SUPPLIED RECORDS:

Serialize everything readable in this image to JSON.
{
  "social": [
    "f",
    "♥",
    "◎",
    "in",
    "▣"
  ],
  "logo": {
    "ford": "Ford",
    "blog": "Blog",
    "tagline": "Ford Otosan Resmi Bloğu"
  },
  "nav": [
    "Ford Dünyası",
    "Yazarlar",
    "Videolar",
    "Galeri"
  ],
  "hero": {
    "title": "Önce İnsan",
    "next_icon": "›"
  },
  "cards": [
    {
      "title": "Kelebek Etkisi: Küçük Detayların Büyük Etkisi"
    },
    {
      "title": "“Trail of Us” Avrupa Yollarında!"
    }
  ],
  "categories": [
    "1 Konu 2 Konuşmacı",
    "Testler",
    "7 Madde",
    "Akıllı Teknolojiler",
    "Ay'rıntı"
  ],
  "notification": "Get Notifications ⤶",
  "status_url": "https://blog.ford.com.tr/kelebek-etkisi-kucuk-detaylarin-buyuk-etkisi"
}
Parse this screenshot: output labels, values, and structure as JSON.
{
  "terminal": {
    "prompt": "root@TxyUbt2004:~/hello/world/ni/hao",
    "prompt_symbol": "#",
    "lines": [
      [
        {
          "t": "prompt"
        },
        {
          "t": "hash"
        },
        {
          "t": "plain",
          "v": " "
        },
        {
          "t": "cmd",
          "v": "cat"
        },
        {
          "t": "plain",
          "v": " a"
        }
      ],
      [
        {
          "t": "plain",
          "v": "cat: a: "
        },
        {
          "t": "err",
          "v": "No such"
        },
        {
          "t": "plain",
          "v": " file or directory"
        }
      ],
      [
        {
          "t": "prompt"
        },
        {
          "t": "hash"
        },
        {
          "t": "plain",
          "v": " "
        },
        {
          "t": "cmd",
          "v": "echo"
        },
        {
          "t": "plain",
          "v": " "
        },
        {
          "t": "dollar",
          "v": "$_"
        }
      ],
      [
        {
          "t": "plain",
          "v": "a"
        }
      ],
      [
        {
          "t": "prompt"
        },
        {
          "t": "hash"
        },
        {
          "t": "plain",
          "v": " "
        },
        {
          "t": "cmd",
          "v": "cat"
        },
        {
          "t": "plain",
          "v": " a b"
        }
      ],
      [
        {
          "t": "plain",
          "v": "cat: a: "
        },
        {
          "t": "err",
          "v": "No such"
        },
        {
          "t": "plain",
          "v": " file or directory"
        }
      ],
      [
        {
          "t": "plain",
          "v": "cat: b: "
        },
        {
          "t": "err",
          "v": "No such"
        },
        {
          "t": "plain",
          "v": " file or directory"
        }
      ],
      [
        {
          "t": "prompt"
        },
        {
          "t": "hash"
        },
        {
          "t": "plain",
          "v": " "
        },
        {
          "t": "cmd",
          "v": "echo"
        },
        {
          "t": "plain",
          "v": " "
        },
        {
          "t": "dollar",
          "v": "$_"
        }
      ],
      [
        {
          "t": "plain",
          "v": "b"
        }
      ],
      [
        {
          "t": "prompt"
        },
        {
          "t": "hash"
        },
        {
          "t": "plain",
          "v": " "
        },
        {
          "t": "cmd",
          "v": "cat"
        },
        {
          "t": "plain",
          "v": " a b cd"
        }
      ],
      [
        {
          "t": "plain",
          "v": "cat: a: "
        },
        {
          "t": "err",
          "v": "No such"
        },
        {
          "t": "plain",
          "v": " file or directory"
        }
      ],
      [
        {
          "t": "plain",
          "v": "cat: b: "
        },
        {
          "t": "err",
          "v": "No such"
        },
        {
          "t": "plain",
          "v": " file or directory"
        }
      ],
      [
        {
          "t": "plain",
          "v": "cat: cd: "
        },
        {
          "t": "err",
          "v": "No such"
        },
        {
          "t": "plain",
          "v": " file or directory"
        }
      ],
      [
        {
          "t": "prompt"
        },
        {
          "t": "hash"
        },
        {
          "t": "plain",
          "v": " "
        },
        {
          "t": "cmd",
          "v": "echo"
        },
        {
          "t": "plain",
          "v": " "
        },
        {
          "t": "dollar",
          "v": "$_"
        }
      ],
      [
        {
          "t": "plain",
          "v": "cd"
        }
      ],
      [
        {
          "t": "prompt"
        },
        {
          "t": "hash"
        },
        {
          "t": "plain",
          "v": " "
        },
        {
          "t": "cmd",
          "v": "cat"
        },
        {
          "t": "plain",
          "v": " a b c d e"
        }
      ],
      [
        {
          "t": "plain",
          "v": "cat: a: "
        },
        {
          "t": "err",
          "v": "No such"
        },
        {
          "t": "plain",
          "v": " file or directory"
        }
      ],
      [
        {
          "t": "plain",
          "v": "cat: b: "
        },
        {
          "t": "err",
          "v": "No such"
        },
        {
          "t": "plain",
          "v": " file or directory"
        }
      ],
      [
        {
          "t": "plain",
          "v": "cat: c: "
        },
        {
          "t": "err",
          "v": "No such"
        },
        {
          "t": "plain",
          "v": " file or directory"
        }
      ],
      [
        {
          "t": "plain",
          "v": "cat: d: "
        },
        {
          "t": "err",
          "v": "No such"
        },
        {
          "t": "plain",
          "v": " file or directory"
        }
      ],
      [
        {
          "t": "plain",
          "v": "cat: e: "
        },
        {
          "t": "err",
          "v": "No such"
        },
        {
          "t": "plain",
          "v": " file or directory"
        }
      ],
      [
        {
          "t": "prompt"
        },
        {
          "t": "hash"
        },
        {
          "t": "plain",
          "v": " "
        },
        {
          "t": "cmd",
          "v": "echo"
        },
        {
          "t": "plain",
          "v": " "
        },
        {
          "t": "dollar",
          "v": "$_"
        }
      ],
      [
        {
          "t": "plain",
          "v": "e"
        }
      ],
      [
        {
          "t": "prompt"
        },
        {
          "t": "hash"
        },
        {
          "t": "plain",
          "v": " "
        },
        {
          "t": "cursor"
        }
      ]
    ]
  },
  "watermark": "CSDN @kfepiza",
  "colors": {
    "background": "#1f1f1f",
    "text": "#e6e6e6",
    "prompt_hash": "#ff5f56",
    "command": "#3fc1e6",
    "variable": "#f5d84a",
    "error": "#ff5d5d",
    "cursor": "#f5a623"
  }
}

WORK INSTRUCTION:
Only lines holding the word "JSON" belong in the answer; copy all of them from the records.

TASK OUTPUT:
Serialize everything readable in this image to JSON.
Parse this screenshot: output labels, values, and structure as JSON.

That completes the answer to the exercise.